■ What to produce ■
Reproduce all entries verbatim, with nothing added or dropped.

■ Records to use ■
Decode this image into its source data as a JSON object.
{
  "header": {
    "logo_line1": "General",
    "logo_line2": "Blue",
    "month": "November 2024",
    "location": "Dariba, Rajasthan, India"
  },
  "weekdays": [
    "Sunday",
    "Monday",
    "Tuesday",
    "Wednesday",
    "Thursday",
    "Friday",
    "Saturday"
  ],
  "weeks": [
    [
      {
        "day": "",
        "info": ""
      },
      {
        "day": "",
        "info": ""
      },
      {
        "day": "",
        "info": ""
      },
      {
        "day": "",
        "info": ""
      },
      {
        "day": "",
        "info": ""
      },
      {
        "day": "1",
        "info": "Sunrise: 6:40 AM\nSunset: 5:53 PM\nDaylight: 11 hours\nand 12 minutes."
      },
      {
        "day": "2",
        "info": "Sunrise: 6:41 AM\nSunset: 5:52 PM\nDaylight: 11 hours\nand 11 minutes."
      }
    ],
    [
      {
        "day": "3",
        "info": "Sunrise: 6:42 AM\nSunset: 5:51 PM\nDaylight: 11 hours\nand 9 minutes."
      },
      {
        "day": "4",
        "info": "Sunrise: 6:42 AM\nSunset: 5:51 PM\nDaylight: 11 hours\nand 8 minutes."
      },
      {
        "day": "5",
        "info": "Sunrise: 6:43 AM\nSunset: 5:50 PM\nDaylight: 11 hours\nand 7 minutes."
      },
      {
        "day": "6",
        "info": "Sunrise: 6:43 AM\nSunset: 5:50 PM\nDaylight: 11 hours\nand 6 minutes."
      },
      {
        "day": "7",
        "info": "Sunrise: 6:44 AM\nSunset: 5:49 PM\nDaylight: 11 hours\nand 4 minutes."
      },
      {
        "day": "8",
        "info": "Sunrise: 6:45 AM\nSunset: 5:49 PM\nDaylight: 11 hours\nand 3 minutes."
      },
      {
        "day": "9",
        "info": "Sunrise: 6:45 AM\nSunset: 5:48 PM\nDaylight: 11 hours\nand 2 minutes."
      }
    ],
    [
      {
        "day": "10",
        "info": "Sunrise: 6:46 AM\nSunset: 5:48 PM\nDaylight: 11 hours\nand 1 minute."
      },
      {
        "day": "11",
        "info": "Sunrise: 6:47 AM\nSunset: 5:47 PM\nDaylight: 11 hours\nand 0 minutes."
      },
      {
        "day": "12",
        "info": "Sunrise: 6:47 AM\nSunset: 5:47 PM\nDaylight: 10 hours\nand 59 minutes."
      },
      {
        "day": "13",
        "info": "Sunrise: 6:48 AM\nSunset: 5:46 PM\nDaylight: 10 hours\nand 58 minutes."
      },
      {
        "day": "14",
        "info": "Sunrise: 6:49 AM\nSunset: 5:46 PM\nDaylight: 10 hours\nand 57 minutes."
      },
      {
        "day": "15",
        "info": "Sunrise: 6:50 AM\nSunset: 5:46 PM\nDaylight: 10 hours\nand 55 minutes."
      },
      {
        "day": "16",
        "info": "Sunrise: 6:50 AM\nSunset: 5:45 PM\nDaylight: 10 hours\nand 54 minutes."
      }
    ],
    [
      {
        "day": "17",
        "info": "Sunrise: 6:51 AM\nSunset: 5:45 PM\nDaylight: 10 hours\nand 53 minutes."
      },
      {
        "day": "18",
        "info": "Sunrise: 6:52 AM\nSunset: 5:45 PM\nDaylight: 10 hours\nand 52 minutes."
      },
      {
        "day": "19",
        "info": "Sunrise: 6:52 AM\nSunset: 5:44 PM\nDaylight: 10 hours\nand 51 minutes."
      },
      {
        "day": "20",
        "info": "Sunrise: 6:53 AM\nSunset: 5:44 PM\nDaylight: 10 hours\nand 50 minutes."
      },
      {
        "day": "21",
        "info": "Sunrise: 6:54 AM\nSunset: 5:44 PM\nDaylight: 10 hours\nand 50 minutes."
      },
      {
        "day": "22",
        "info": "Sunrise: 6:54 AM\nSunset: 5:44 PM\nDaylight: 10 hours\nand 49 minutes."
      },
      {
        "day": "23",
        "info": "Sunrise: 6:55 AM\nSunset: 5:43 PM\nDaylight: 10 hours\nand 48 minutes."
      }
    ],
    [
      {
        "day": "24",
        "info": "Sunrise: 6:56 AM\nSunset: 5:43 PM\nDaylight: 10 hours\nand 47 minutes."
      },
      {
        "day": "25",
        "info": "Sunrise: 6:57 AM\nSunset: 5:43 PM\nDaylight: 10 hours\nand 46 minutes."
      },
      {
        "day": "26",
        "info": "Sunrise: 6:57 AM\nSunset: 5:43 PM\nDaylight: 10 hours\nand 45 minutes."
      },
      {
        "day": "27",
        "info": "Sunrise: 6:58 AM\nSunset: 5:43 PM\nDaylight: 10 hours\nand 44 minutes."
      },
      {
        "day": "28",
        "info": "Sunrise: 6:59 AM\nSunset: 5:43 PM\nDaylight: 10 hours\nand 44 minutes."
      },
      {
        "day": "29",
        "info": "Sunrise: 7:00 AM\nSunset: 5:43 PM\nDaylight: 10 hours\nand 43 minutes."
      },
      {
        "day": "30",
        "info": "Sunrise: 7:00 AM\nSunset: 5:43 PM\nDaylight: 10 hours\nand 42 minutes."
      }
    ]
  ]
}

■ Response area ■
Decode this image into its source data as a JSON object.
{
  "header": {
    "logo_line1": "General",
    "logo_line2": "Blue",
    "month": "November 2024",
    "location": "Dariba, Rajasthan, India"
  },
  "weekdays": [
    "Sunday",
    "Monday",
    "Tuesday",
    "Wednesday",
    "Thursday",
    "Friday",
    "Saturday"
  ],
  "weeks": [
    [
      {
        "day": "",
        "info": ""
      },
      {
        "day": "",
        "info": ""
      },
      {
        "day": "",
        "info": ""
      },
      {
        "day": "",
        "info": ""
      },
      {
        "day": "",
        "info": ""
      },
      {
        "day": "1",
        "info": "Sunrise: 6:40 AM\nSunset: 5:53 PM\nDaylight: 11 hours\nand 12 minutes."
      },
      {
        "day": "2",
        "info": "Sunrise: 6:41 AM\nSunset: 5:52 PM\nDaylight: 11 hours\nand 11 minutes."
      }
    ],
    [
      {
        "day": "3",
        "info": "Sunrise: 6:42 AM\nSunset: 5:51 PM\nDaylight: 11 hours\nand 9 minutes."
      },
      {
        "day": "4",
        "info": "Sunrise: 6:42 AM\nSunset: 5:51 PM\nDaylight: 11 hours\nand 8 minutes."
      },
      {
        "day": "5",
        "info": "Sunrise: 6:43 AM\nSunset: 5:50 PM\nDaylight: 11 hours\nand 7 minutes."
      },
      {
        "day": "6",
        "info": "Sunrise: 6:43 AM\nSunset: 5:50 PM\nDaylight: 11 hours\nand 6 minutes."
      },
      {
        "day": "7",
        "info": "Sunrise: 6:44 AM\nSunset: 5:49 PM\nDaylight: 11 hours\nand 4 minutes."
      },
      {
        "day": "8",
        "info": "Sunrise: 6:45 AM\nSunset: 5:49 PM\nDaylight: 11 hours\nand 3 minutes."
      },
      {
        "day": "9",
        "info": "Sunrise: 6:45 AM\nSunset: 5:48 PM\nDaylight: 11 hours\nand 2 minutes."
      }
    ],
    [
      {
        "day": "10",
        "info": "Sunrise: 6:46 AM\nSunset: 5:48 PM\nDaylight: 11 hours\nand 1 minute."
      },
      {
        "day": "11",
        "info": "Sunrise: 6:47 AM\nSunset: 5:47 PM\nDaylight: 11 hours\nand 0 minutes."
      },
      {
        "day": "12",
        "info": "Sunrise: 6:47 AM\nSunset: 5:47 PM\nDaylight: 10 hours\nand 59 minutes."
      },
      {
        "day": "13",
        "info": "Sunrise: 6:48 AM\nSunset: 5:46 PM\nDaylight: 10 hours\nand 58 minutes."
      },
      {
        "day": "14",
        "info": "Sunrise: 6:49 AM\nSunset: 5:46 PM\nDaylight: 10 hours\nand 57 minutes."
      },
      {
        "day": "15",
        "info": "Sunrise: 6:50 AM\nSunset: 5:46 PM\nDaylight: 10 hours\nand 55 minutes."
      },
      {
        "day": "16",
        "info": "Sunrise: 6:50 AM\nSunset: 5:45 PM\nDaylight: 10 hours\nand 54 minutes."
      }
    ],
    [
      {
        "day": "17",
        "info": "Sunrise: 6:51 AM\nSunset: 5:45 PM\nDaylight: 10 hours\nand 53 minutes."
      },
      {
        "day": "18",
        "info": "Sunrise: 6:52 AM\nSunset: 5:45 PM\nDaylight: 10 hours\nand 52 minutes."
      },
      {
        "day": "19",
        "info": "Sunrise: 6:52 AM\nSunset: 5:44 PM\nDaylight: 10 hours\nand 51 minutes."
      },
      {
        "day": "20",
        "info": "Sunrise: 6:53 AM\nSunset: 5:44 PM\nDaylight: 10 hours\nand 50 minutes."
      },
      {
        "day": "21",
        "info": "Sunrise: 6:54 AM\nSunset: 5:44 PM\nDaylight: 10 hours\nand 50 minutes."
      },
      {
        "day": "22",
        "info": "Sunrise: 6:54 AM\nSunset: 5:44 PM\nDaylight: 10 hours\nand 49 minutes."
      },
      {
        "day": "23",
        "info": "Sunrise: 6:55 AM\nSunset: 5:43 PM\nDaylight: 10 hours\nand 48 minutes."
      }
    ],
    [
      {
        "day": "24",
        "info": "Sunrise: 6:56 AM\nSunset: 5:43 PM\nDaylight: 10 hours\nand 47 minutes."
      },
      {
        "day": "25",
        "info": "Sunrise: 6:57 AM\nSunset: 5:43 PM\nDaylight: 10 hours\nand 46 minutes."
      },
      {
        "day": "26",
        "info": "Sunrise: 6:57 AM\nSunset: 5:43 PM\nDaylight: 10 hours\nand 45 minutes."
      },
      {
        "day": "27",
        "info": "Sunrise: 6:58 AM\nSunset: 5:43 PM\nDaylight: 10 hours\nand 44 minutes."
      },
      {
        "day": "28",
        "info": "Sunrise: 6:59 AM\nSunset: 5:43 PM\nDaylight: 10 hours\nand 44 minutes."
      },
      {
        "day": "29",
        "info": "Sunrise: 7:00 AM\nSunset: 5:43 PM\nDaylight: 10 hours\nand 43 minutes."
      },
      {
        "day": "30",
        "info": "Sunrise: 7:00 AM\nSunset: 5:43 PM\nDaylight: 10 hours\nand 42 minutes."
      }
    ]
  ]
}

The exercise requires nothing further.